***** PROVIDED DATA *****

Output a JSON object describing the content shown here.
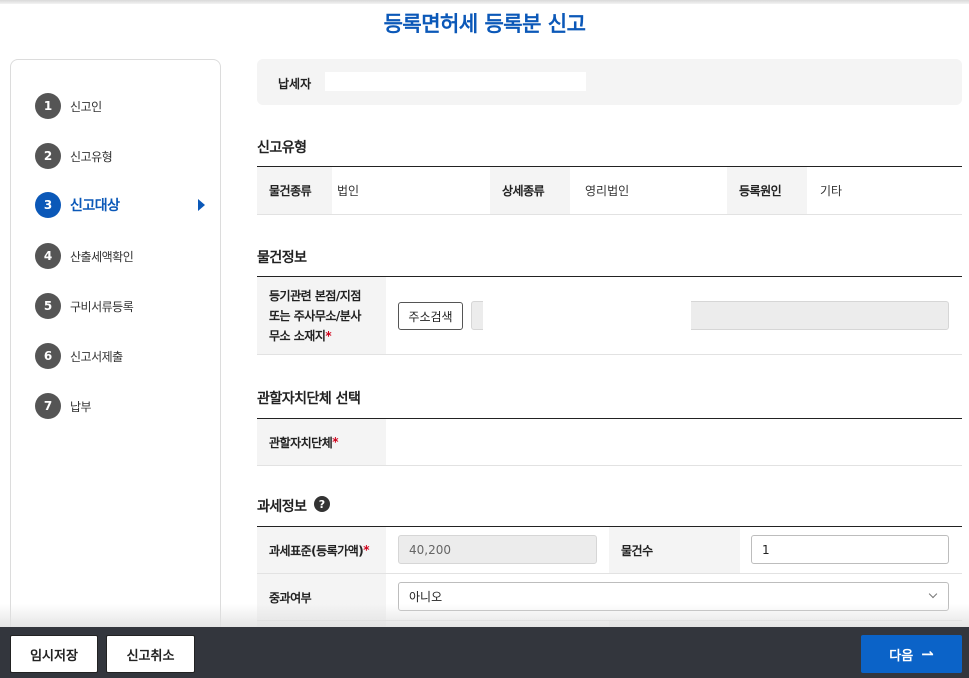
{
  "page_title": "등록면허세 등록분 신고",
  "steps": [
    {
      "num": "1",
      "label": "신고인"
    },
    {
      "num": "2",
      "label": "신고유형"
    },
    {
      "num": "3",
      "label": "신고대상"
    },
    {
      "num": "4",
      "label": "산출세액확인"
    },
    {
      "num": "5",
      "label": "구비서류등록"
    },
    {
      "num": "6",
      "label": "신고서제출"
    },
    {
      "num": "7",
      "label": "납부"
    }
  ],
  "active_step": 3,
  "taxpayer": {
    "label": "납세자",
    "value": ""
  },
  "report_type": {
    "title": "신고유형",
    "object_type_label": "물건종류",
    "object_type_value": "법인",
    "detail_type_label": "상세종류",
    "detail_type_value": "영리법인",
    "reg_reason_label": "등록원인",
    "reg_reason_value": "기타"
  },
  "object_info": {
    "title": "물건정보",
    "address_label_line1": "등기관련 본점/지점",
    "address_label_line2": "또는 주사무소/분사",
    "address_label_line3": "무소 소재지",
    "required_mark": "*",
    "address_search_button": "주소검색",
    "address_value": ""
  },
  "jurisdiction": {
    "title": "관할자치단체 선택",
    "label": "관할자치단체",
    "required_mark": "*"
  },
  "tax_info": {
    "title": "과세정보",
    "help_icon": "?",
    "tax_base_label": "과세표준(등록가액)",
    "required_mark": "*",
    "tax_base_value": "40,200",
    "item_count_label": "물건수",
    "item_count_value": "1",
    "heavy_tax_label": "중과여부",
    "heavy_tax_value": "아니오"
  },
  "bottom_bar": {
    "save_label": "임시저장",
    "cancel_label": "신고취소",
    "next_label": "다음",
    "next_arrow": "⇀"
  },
  "colors": {
    "accent": "#0b58b8",
    "next_button": "#0b63c8",
    "bottom_bar": "#33363d",
    "required": "#d0021b"
  }
}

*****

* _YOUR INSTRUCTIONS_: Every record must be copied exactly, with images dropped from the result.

* _YOUR SOLUTION_:
Output a JSON object describing the content shown here.
{
  "page_title": "등록면허세 등록분 신고",
  "steps": [
    {
      "num": "1",
      "label": "신고인"
    },
    {
      "num": "2",
      "label": "신고유형"
    },
    {
      "num": "3",
      "label": "신고대상"
    },
    {
      "num": "4",
      "label": "산출세액확인"
    },
    {
      "num": "5",
      "label": "구비서류등록"
    },
    {
      "num": "6",
      "label": "신고서제출"
    },
    {
      "num": "7",
      "label": "납부"
    }
  ],
  "active_step": 3,
  "taxpayer": {
    "label": "납세자",
    "value": ""
  },
  "report_type": {
    "title": "신고유형",
    "object_type_label": "물건종류",
    "object_type_value": "법인",
    "detail_type_label": "상세종류",
    "detail_type_value": "영리법인",
    "reg_reason_label": "등록원인",
    "reg_reason_value": "기타"
  },
  "object_info": {
    "title": "물건정보",
    "address_label_line1": "등기관련 본점/지점",
    "address_label_line2": "또는 주사무소/분사",
    "address_label_line3": "무소 소재지",
    "required_mark": "*",
    "address_search_button": "주소검색",
    "address_value": ""
  },
  "jurisdiction": {
    "title": "관할자치단체 선택",
    "label": "관할자치단체",
    "required_mark": "*"
  },
  "tax_info": {
    "title": "과세정보",
    "help_icon": "?",
    "tax_base_label": "과세표준(등록가액)",
    "required_mark": "*",
    "tax_base_value": "40,200",
    "item_count_label": "물건수",
    "item_count_value": "1",
    "heavy_tax_label": "중과여부",
    "heavy_tax_value": "아니오"
  },
  "bottom_bar": {
    "save_label": "임시저장",
    "cancel_label": "신고취소",
    "next_label": "다음",
    "next_arrow": "⇀"
  },
  "colors": {
    "accent": "#0b58b8",
    "next_button": "#0b63c8",
    "bottom_bar": "#33363d",
    "required": "#d0021b"
  }
}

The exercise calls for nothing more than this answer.